Paul said if we add anything to this and make that our belief, we should be warned that this belief will be tested! It is this testing that will reveal to the Believers whether we have stayed in line, or where we have erred. I specified “Believers” because verse 15 says “ If anyone’s work is burned, he will suffer loss; but he himself will be saved, yet so as through fire.” A true Believer will never be lost ( All that the Father gives Me will come to Me, and the one who comes to Me I will by no means cast out. For I have come down from heaven, not to do My own will, but the will of Him who sent Me. This is the will of the Father who sent Me, that of all He has given Me I should lose nothing, but should raise it up at the last day. John 6:37-39) But, we WILL be refined until we are brought into perfect alignment with Jesus Christ.
When the Bible tells us that God will make foolish the wisdom of the wise, we like to think He is talking to the pagans and unbelievers. Though this does apply to them in a general sense, this instance in 1 Corinthians 3 was not being addressed to the unbelievers. Paul was speaking to the Believers. The Christians! Who were now applying carnal wisdom and intelligence to matters of the Redemption.
This is what Satan does. He injects the right amount of deceit, in the right measure, at the right time, under the right circumstances amongst the right set of people, who by the time they are fully entrenched in vain disagreements over every irrelevant thing, will be fully convinced that they are debating matters of Christ. When in reality, they have drifted miles away. The whole time, never even realizing when they strayed from the path.
 He isn’t called the Deceiver for nothing, brethren.
“ Let no one deceive himself. If anyone among you seems to be wise in this age, let him become a fool that he may become wise. For the wisdom of this world is foolishness with God. For it is written, “He catches the wise in their own craftiness”;  and again,“The Lord knows the thoughts of the wise, that they are futile.”Therefore let no one boast in men. For all things are yours whether Paul or Apollos or Cephas, or the world or life or death, or things present or things to come—all are yours. And you are Christ’s, and Christ is God’s.” 1 Cor. 3:18-23.

 

So, if your indignation rose when I said earlier that it was urgent for Christians to strive for foolishness, hopefully you will now climb back down, and lead your brethren to the foot of the cross.

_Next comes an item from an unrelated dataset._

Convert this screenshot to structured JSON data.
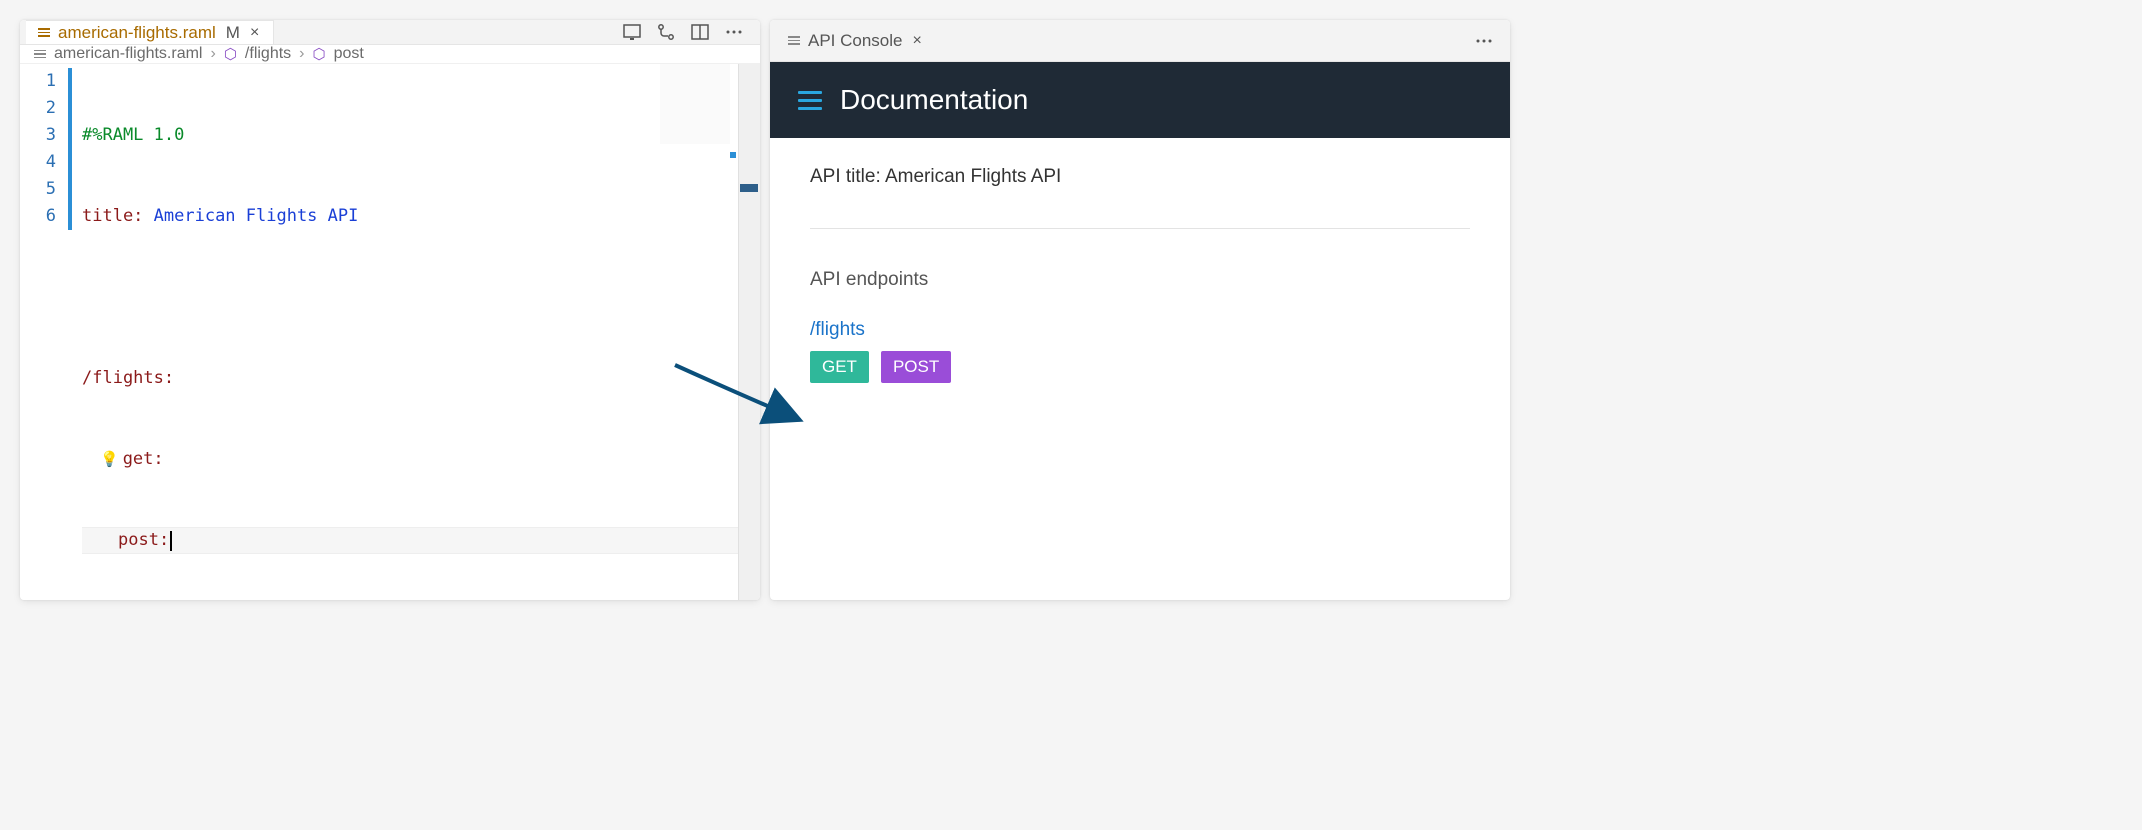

That we may surrender our way for His Way. Our will for His Will.
That we may come, and ask, and receive, His Spirit, that He has promised to give to us.
 If only we would desire it.
 If only we would ask.
Now to Him who is able to keep us from falling, and to present us faultless before the presence of His glory with exceeding joy. To God our Savior, Who alone is wise, be glory and majesty, dominion and power, both now and forever. Amen.
In Christ.
The handmaid at His feet